By Jim Grode and Friends of the Mountains-to-Sea Trail
From the secluded beaches of Ocracoke Island to the tourist bustle of Nags Head, this segment captures the many aspects of North Carolina’s easternmost parts. These barrier islands, or “banks,” are rich with history, wildlife, and scenery. They are also the site of some of the most extreme weather in the country. Situated as it is—sticking far out into the ocean, where two major ocean currents collide—the region has earned its nickname, “The Graveyard of the Atlantic.”
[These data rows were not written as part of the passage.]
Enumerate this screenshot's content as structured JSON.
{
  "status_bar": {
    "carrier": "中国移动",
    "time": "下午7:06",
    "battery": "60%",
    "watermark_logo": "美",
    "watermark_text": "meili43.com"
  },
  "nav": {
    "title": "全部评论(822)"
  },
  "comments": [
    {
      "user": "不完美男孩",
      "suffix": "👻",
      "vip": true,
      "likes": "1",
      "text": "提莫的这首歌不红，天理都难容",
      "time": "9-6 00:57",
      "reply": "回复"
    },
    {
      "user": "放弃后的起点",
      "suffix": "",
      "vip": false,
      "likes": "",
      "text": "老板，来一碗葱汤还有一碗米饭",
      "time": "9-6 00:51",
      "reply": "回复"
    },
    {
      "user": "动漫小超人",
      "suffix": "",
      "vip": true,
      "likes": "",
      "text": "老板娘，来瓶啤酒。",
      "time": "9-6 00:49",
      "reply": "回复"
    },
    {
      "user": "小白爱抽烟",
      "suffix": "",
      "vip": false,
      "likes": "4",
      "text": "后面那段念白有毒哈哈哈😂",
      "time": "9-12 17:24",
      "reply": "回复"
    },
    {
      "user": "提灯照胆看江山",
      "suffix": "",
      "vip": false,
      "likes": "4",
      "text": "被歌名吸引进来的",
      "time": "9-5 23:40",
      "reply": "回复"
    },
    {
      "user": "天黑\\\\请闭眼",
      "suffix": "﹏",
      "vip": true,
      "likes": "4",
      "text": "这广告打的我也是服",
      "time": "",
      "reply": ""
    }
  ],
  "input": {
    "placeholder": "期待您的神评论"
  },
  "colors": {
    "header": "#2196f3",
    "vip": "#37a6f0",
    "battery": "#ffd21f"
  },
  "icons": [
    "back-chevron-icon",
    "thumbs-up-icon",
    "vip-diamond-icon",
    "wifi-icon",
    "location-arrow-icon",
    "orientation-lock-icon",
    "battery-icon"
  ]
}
The western end of this segment is at the Cedar Island ferry terminal in Carteret County and the eastern end is at the highest point on the dunes at Jockey’s Ridge State Park in Dare County. The segment includes 82.2 miles of trail plus two ferry rides. The ferry between Cedar Island and Ocracoke Island takes about 2½ hours, and the ferry between Ocracoke and Hatteras Island is about 60 minutes.
Because most of the trail in this segment is on loose, sandy beaches, it is not recommended for bicycles; however, NC 12 parallels the trail almost its entire length and is a good alternative for cyclists.